CJ Richardson's The Rippon Spurrier
Review posted by Amanda Ellison
Author CJ Richardson transports her readers to the febrile and tumultuous world of the aftermath of dissolution in her latest book, The Rippon Spurrier.
The eponymous spurrier is Robert, a talented silversmith and loyal long-time servant to Thomas Markenfield, of Markenfield Hall in the north-east of England. Like his father before him, Robert feels a strong bond with both his master and his heritage. The novel navigates Robert’s narrative journey and that of his wife, the heavily pregnant Catherine. A natural survivor, Catherine was maimed by a horse as a child, robbing her of an eye. While many would have spurned a female with such an affliction, Robert sees only Catherine’s inner attributes and the couple make a strong team, in which Robert draws much courage and wisdom from his wife. Along the way, the two learn that fidelity to one’s master is not always warranted, as betrayal asserts itself as a dominant theme. Richardson presents her protagonist in such a way that the reader roots for him and – in true pantomime style! – wants to shout out and warn him against the dangers that lurk at almost every turn.

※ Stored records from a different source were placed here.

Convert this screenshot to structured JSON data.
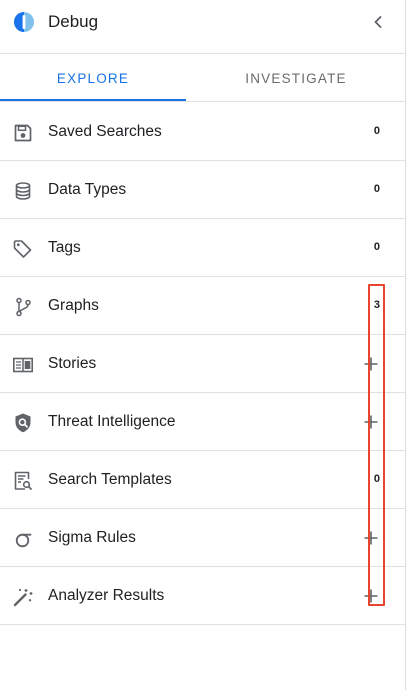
{
  "header": {
    "title": "Debug",
    "logo_icon": "timesketch-logo-icon",
    "collapse_icon": "chevron-left-icon"
  },
  "tabs": [
    {
      "label": "EXPLORE",
      "active": true
    },
    {
      "label": "INVESTIGATE",
      "active": false
    }
  ],
  "items": [
    {
      "label": "Saved Searches",
      "icon": "floppy-disk-icon",
      "count": "0"
    },
    {
      "label": "Data Types",
      "icon": "database-icon",
      "count": "0"
    },
    {
      "label": "Tags",
      "icon": "tag-icon",
      "count": "0"
    },
    {
      "label": "Graphs",
      "icon": "graph-branch-icon",
      "count": "3"
    },
    {
      "label": "Stories",
      "icon": "stories-icon",
      "action": "add"
    },
    {
      "label": "Threat Intelligence",
      "icon": "shield-search-icon",
      "action": "add"
    },
    {
      "label": "Search Templates",
      "icon": "search-template-icon",
      "count": "0"
    },
    {
      "label": "Sigma Rules",
      "icon": "sigma-icon",
      "action": "add"
    },
    {
      "label": "Analyzer Results",
      "icon": "magic-wand-icon",
      "action": "add"
    }
  ],
  "colors": {
    "accent": "#1a73e8",
    "highlight": "#e8452c",
    "icon": "#5f6368",
    "logo_blue": "#1a73e8",
    "logo_light": "#7fc1ec"
  }
}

The novel is permeated with the sense of fearful apprehension that accompanied the reign of Protestant sovereign, Elizabeth I. The perceptive and pragmatic Catherine is all too aware of the need to treat all acquaintances – and indeed close allies - with circumspection; this is a highly-charged era in history, wherein dropping one’s guard could have fatal consequences. When survival is on the line, best friends and neighbours can become treacherous enemies …
The Rippon Spurrier is structured chronologically and the story is recounted from multiple perspectives, enabling readers an insight into the motivating factors behind the actions of the main players. Increasing the level of suspense is the short time-frame, spanning the few short, dramatic months at the end of 1569 and the early days of 1570. As tension builds, the reader becomes invested in the fate of the characters, largely due to Richardson’s characterisation and world-building, built on the foundation of thorough research. The suspense is palpable from the very early stages of the novel: Is Thomas Markenfield really the benevolent and protective master that Robert believes him to be? Who is the sinister Samuel Fenton and what role is he to play? And what role is the Countess of Northumberland to play in this story of rebellion? A succession of questions ensure that the pages keep turning.

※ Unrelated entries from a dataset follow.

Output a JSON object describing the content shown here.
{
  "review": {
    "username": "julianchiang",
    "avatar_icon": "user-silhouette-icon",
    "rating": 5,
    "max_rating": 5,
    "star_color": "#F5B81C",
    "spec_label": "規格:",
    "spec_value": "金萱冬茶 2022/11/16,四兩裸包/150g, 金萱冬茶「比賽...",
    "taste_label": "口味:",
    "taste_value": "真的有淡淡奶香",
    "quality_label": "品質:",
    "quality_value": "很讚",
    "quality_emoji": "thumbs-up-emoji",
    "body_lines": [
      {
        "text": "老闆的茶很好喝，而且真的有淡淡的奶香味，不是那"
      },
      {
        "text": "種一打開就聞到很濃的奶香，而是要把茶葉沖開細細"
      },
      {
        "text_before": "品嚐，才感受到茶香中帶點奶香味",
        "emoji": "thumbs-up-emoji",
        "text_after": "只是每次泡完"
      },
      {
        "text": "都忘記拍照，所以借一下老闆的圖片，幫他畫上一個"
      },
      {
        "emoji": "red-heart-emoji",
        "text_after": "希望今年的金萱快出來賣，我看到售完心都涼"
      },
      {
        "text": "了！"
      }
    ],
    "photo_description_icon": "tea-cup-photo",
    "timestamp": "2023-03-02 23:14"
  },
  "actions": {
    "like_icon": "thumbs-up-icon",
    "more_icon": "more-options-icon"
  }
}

Ultimately, CJ Richardson takes what could be dry historical facts and transforms the narrative into one that lives and breathes – The Rippon Spurrier is a superior example of the historical fiction genre.